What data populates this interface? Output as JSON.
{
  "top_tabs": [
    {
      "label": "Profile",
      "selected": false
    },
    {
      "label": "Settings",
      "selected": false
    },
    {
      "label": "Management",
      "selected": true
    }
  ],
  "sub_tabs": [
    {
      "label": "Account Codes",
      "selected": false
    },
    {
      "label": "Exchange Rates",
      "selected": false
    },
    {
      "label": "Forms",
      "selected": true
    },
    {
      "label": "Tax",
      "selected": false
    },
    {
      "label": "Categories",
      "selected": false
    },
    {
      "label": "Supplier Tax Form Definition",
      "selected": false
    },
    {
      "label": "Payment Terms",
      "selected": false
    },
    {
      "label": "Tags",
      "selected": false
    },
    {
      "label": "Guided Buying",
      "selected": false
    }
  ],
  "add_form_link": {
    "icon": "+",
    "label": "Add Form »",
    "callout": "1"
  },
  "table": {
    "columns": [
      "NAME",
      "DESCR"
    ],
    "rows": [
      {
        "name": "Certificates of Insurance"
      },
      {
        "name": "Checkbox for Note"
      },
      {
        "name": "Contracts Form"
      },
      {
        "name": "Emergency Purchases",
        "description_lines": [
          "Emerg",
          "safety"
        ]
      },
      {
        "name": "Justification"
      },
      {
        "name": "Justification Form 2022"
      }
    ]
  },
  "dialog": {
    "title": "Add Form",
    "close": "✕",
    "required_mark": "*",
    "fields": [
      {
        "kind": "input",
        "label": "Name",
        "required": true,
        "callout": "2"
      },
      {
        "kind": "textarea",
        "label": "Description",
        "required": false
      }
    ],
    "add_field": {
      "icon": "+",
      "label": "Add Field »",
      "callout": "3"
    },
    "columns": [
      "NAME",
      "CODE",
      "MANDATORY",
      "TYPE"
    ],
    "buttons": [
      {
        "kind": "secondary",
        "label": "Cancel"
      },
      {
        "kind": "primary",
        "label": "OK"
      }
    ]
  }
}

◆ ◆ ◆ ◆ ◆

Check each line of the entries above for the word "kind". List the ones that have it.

        "kind": "input",
        "kind": "textarea",
        "kind": "secondary",
        "kind": "primary",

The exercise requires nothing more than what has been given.